§ **WORK REQUIRED**:
Below are some entries; state how many of their lines include the word "JSON" and give no more than that number.

[Entries from a dataset of interfaces]
_ _ _ _ _ _ _

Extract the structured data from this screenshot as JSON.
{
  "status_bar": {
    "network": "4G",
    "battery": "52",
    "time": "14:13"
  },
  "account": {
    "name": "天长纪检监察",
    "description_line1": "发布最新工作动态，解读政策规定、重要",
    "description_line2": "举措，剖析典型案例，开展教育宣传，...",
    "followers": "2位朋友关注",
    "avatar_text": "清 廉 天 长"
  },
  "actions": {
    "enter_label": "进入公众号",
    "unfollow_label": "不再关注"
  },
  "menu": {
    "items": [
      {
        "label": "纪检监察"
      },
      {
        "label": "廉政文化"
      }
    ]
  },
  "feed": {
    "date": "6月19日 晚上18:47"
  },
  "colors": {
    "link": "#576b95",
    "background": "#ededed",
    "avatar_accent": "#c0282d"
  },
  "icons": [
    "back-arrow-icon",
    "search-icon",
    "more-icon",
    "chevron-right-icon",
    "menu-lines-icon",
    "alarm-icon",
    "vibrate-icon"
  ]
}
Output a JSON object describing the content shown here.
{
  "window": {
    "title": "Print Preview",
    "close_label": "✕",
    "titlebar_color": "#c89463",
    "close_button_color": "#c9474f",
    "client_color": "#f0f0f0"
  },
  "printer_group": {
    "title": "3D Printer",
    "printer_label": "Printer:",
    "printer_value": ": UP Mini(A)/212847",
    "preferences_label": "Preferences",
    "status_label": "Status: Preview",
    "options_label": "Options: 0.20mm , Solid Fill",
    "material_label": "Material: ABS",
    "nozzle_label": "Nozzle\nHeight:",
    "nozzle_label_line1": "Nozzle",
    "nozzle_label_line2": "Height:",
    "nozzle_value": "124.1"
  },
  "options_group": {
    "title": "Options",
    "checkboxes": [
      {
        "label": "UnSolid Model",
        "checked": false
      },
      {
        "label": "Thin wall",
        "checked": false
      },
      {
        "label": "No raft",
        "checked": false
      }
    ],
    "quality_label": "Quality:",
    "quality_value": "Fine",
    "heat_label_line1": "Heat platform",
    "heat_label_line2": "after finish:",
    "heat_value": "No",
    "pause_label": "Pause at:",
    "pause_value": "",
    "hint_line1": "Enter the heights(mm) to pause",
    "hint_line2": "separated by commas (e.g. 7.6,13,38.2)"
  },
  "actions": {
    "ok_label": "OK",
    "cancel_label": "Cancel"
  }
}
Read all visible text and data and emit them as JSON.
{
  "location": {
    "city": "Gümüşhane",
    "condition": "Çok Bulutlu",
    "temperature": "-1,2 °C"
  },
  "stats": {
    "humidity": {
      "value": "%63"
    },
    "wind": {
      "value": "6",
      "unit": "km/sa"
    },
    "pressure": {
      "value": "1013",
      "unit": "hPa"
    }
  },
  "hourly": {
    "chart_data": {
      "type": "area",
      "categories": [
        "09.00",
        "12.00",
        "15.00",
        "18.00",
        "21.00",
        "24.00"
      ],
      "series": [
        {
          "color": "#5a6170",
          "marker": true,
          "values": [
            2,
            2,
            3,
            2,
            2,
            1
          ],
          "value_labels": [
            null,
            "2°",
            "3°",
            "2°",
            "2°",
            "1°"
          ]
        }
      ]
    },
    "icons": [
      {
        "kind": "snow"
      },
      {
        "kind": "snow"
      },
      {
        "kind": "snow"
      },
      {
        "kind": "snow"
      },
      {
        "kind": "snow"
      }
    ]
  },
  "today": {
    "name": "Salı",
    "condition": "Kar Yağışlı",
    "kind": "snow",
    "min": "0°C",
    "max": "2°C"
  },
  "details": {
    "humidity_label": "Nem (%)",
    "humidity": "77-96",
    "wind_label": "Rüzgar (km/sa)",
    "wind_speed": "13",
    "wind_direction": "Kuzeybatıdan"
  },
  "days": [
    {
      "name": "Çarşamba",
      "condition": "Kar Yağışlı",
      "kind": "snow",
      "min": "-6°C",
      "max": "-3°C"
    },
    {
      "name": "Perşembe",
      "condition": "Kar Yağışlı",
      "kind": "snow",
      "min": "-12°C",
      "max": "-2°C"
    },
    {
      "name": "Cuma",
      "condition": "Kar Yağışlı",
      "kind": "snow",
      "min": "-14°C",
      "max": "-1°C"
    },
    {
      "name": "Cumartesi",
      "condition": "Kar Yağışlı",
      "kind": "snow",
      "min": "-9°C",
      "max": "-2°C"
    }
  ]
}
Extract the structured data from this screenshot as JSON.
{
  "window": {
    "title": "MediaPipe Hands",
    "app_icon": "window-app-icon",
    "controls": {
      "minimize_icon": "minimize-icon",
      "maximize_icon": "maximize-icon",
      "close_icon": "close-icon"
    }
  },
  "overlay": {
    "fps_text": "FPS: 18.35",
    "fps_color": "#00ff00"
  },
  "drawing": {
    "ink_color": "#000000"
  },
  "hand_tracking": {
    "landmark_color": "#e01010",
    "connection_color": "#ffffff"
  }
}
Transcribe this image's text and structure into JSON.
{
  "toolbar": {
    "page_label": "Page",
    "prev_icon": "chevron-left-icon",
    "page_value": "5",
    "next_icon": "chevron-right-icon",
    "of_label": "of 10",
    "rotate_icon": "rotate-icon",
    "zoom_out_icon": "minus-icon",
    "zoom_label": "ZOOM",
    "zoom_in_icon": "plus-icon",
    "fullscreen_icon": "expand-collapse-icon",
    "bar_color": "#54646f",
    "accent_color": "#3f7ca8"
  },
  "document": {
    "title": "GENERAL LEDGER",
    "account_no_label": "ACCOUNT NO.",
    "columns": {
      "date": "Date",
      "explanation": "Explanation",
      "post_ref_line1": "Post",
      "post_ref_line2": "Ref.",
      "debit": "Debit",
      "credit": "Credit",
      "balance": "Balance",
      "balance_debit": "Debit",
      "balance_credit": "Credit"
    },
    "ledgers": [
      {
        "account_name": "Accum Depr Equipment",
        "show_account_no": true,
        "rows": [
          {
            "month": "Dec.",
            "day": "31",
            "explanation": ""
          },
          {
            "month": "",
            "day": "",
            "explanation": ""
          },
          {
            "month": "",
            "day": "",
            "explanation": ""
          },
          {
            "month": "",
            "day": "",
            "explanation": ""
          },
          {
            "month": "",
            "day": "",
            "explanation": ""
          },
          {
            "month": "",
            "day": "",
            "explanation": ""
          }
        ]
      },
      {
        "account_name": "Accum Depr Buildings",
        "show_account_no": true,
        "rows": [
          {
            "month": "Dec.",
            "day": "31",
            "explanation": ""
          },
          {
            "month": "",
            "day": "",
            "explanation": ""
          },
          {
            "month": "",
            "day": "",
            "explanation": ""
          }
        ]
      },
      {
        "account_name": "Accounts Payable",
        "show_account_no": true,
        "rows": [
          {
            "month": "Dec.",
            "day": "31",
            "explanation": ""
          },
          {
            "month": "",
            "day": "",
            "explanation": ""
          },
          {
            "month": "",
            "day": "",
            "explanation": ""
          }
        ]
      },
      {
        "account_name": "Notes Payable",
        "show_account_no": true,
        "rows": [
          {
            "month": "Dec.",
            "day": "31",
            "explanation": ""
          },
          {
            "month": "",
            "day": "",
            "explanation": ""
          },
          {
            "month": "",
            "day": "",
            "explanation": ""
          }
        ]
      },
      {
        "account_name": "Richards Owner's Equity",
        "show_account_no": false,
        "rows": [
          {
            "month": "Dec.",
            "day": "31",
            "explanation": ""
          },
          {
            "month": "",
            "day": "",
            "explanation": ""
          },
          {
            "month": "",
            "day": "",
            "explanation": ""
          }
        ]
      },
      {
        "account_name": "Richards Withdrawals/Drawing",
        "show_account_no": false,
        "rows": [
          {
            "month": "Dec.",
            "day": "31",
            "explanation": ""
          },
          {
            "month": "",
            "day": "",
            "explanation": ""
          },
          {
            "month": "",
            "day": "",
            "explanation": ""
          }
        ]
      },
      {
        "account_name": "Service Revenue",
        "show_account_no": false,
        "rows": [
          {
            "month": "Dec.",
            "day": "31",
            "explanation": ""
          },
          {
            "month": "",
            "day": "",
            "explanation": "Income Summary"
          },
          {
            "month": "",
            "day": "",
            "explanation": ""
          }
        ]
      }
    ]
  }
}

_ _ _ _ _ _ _

§ **PROBLEM SOLUTION**:
5